In the 2000 presidential election, a deadlock over ballot design and tallying in parts of Florida led the Supreme Court, in a 5-4 vote, to stop a recount of ballots, which led to George W. Bush defeating Al Gore. Since then, both parties have focused on voting procedures.

The Obama campaign, for example, brought suit in Ohio over its reduction of early voting weekends used more by blacks than other groups.

Denying people their constitutional rights appears to be the Republican Party priority these days.

So, Chicago’s Teachers are on strike.  It’s been awhile since we’ve seen anything quite this big.  Guess Rahmbo likes his schools chartered instead of completely public.

Why are these 29,000 teachers and school workers going on strike in the nation’s third-largest public school district?

Because they want what all workers want: fair pay and decent working conditions. They also want what all teachers want — to serve their students to their best of their abilities.

Here’s a few things you need to know about the strike, and why the CTU is right and Mayor Rahm Emanuel — who has failed to fairly bargain with the union — is wrong:

  • Powerful Outside Interests Worked With Rahm To Cripple CTU’s Ability To Strike (They Failed): Last year, outside groups education privatization groups like Stand for Children worked with the city council and mayor to raise the strike threshold limit to 75 percent — meaning that 3/4 of teachers had to vote to strike. Jonah Edelman, who works for the group, bragged during the Aspen Ideas Festival that they had essentially eliminated teachers’ ability to strike. But in June, nearly 90 percent of CTU members voted to authorize a strike, easily surpassing the barrier that the city and education privatization groups had placed on them. But outside groups haven’t stopped taking aim at union rights. They’ve even paid protesters to demonstrate against CTU.
  • Rahm Refuses To Pay Teachers What They Were Promised: Being a teacher takes hard work, and it’s one of the most most poorly-paid professions relative to the work load. The leadership of Chicago Public Schools (CPS) had agreed to offer teachers a four percent raise last year, but Mayor Emanuel canceled this agreement.
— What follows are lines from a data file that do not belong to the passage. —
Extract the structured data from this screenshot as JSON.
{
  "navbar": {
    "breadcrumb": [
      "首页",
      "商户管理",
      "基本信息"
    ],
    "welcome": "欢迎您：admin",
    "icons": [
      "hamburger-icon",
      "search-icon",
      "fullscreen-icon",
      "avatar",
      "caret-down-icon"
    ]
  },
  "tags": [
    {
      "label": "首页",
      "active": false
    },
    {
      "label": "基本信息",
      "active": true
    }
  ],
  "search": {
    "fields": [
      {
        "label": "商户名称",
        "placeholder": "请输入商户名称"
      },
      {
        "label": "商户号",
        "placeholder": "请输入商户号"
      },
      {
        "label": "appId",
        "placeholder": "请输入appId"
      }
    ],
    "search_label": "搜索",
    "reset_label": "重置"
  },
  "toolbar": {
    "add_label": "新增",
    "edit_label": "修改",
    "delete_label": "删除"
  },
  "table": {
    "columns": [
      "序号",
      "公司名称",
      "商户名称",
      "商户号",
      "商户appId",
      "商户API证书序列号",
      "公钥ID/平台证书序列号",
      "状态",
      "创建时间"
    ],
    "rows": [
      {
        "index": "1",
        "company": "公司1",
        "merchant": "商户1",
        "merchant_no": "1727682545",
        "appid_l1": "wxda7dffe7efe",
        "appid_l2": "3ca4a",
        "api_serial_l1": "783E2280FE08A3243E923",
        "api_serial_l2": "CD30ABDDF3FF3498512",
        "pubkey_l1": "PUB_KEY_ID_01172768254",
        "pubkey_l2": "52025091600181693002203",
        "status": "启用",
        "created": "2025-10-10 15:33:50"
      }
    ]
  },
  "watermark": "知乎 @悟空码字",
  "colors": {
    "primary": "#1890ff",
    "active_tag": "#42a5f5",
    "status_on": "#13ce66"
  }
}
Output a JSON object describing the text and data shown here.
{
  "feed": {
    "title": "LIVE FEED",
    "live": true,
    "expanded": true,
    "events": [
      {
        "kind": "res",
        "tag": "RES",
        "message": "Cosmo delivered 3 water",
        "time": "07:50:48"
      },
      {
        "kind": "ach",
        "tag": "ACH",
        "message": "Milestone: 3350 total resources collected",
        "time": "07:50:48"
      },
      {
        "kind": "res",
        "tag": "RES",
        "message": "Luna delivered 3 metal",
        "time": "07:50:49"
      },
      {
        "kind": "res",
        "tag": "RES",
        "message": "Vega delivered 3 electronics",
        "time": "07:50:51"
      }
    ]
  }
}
The district has refused to address this raise in negotiations. While gutting teachers’ pay increases, CPS is calling for longer school days. Would you want to work more hours without being fairly compensated for it?
  • The City Won’t Agree To Limit The Number Of Kids In Classrooms: Over-crowded classrooms are bad for students, teachers, and parents. That’s why 32 states have limits on classroom size. Illinois does not. CTU wants to see limits on class sizes in its contract, but the city refuses to discuss it.
  • Rahm Is Intent On Shifting Funds To Untested And Unproven Charter Schools: Rahm has been laying the groundwork for a rapid expansion of charter schools, and wants to create nearly 250 more within five to ten years (this would amount to half the system). This massive diversion of funds from the public system is not based on the facts of what actually works for students. The most comprehensive study of charter schools in the United States found that most deliver results similar to those of public schools. Not surprisingly, Chicago’s charter schools are largely devoid of unions and the benefits they provide for students and teachers alike. Charter school teachers tend to earn 8 percent less than normal public school teachers — which makes them an attractive tool for austerity-prone conservatives. CTU wants a more fair distribution of funds.

I can’t honestly say that I’d want to teach there for $42,000 a year.  I could make more money than that tending bar in the French Quarter and live much
more cheaply.

Anyway, I’ve had another lost week trying to catch up from Isaac.  I’ve been visited by FEMA and my insurance agent and I seem to have myself situated into a start up media production company on its way to challenging a well-known cable TV channel.  I shall be interviewed this week–actually about this blog–and will send you the link later.  Life is always interesting down here in the Big Easy, that’s for sure.

What’s on your reading and blogging list today?